**Work task:**
In full and without edits, write out the data that follows.

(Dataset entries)
◇ ◇ ◇ ◇

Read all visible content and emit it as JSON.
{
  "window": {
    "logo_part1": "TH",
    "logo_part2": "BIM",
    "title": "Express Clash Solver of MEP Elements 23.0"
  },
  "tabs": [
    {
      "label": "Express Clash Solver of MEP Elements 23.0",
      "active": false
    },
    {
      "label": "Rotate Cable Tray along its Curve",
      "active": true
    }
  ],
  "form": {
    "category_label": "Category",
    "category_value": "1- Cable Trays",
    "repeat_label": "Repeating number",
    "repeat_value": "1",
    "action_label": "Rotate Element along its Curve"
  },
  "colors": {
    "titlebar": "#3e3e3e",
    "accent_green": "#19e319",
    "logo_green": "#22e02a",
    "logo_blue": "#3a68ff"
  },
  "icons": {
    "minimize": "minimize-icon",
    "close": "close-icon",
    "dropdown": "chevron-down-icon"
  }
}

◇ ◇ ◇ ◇

**Solved problem:**
Read all visible content and emit it as JSON.
{
  "window": {
    "logo_part1": "TH",
    "logo_part2": "BIM",
    "title": "Express Clash Solver of MEP Elements 23.0"
  },
  "tabs": [
    {
      "label": "Express Clash Solver of MEP Elements 23.0",
      "active": false
    },
    {
      "label": "Rotate Cable Tray along its Curve",
      "active": true
    }
  ],
  "form": {
    "category_label": "Category",
    "category_value": "1- Cable Trays",
    "repeat_label": "Repeating number",
    "repeat_value": "1",
    "action_label": "Rotate Element along its Curve"
  },
  "colors": {
    "titlebar": "#3e3e3e",
    "accent_green": "#19e319",
    "logo_green": "#22e02a",
    "logo_blue": "#3a68ff"
  },
  "icons": {
    "minimize": "minimize-icon",
    "close": "close-icon",
    "dropdown": "chevron-down-icon"
  }
}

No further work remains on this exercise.